Take Action Tuesday, March 15, 2011: 7 Reasons…
- Autism CAN be treated. Research shows that 47% of children who receive early, intensive behavioral interventions will achieve normal functioning (read: be self sufficient adults) and another 40% will improve significantly. The results without treatment average about 3% that will achieve normal functioning.
- Passage of autism reform legislation will create a job industry in Michigan. Every year a class of students at Eastern and Western Michigan Universities graduate with degrees in Applied Behavior Analysis and leave Michigan because there are no jobs for them here. There are only 90 behavior analysts currently working in Michigan. There are 2,000 working in Florida, where autism treatment and diagnosis is a covered benefit.
- Autism is a medical issue, not an educational issue. We can’t expect our schools to manage medical issues. We wouldn’t expect them to come up with a treatment plan for diabetes or cancer and shouldn’t expect them to do so for autism, either. Autism needs to be treated in a research based setting.

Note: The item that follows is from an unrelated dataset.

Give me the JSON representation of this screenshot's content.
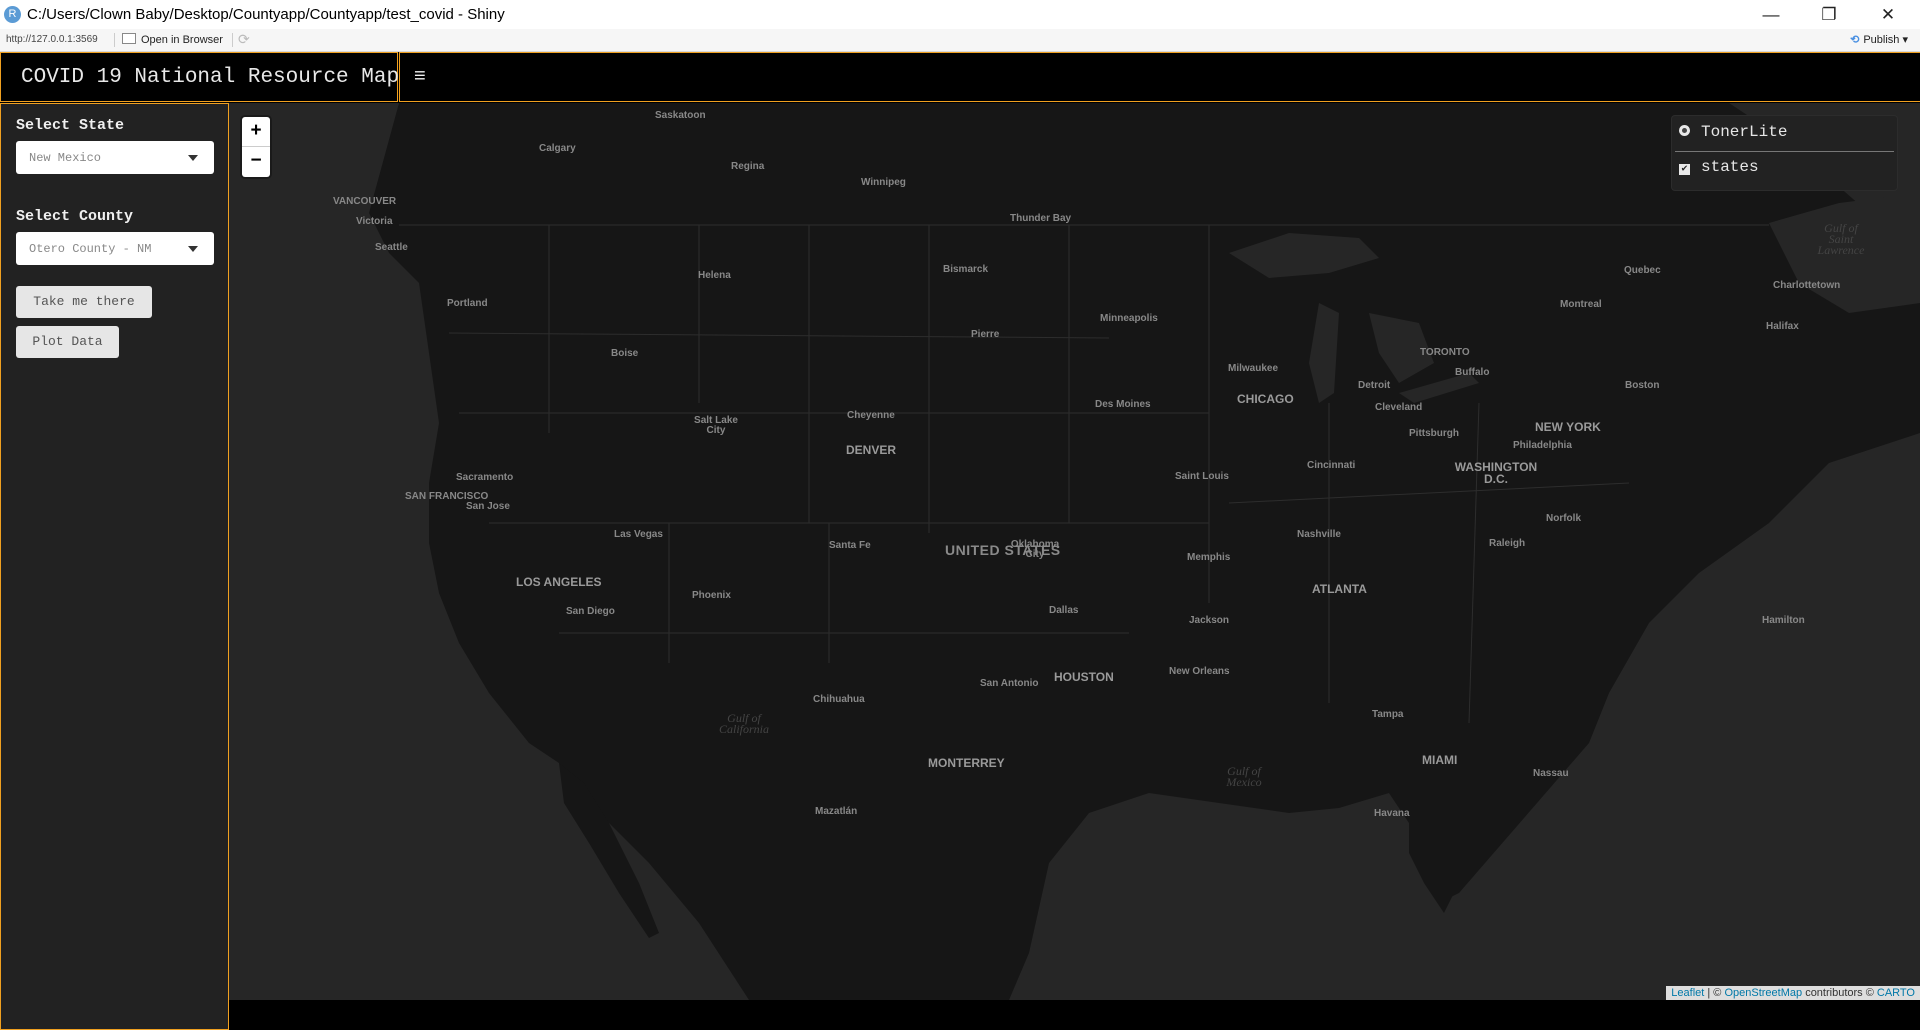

- Michigan can’t afford to support 15,000 dependent adults. There are 15,000 school aged children living in Michigan that have an autism diagnosis. The average lifetime cost for an untreated person with autism is $3.7 million with much of that money being paid during the person’s adult life. The average lifetime cost for a person who has received early, intensive behavioral intervention is $650,000. You do the math.
- Michigan can’t afford to be less 15,000 tax paying adults. As if the cost of supporting untreated people with autism isn’t enough, the revenue loss of 15,000 adults that are not paying income and property taxes will only increase Michigan’s financial problems.
- Coverage doesn’t cost as much as you think. Independent actuarial studies show that insurance premiums increase less than 1% when autism coverage is included. Costs in the first three to five years will be around 1/10 of 1%.
- Insurance companies’ failure to provide coverage for autism treatment and diagnosis is discriminatory. Can you imagine if the insurance companies refused coverage for people with Crohn’s disease or based on color or gender? I think not. Refusing to cover treatment based on a diagnosis cannot be justified.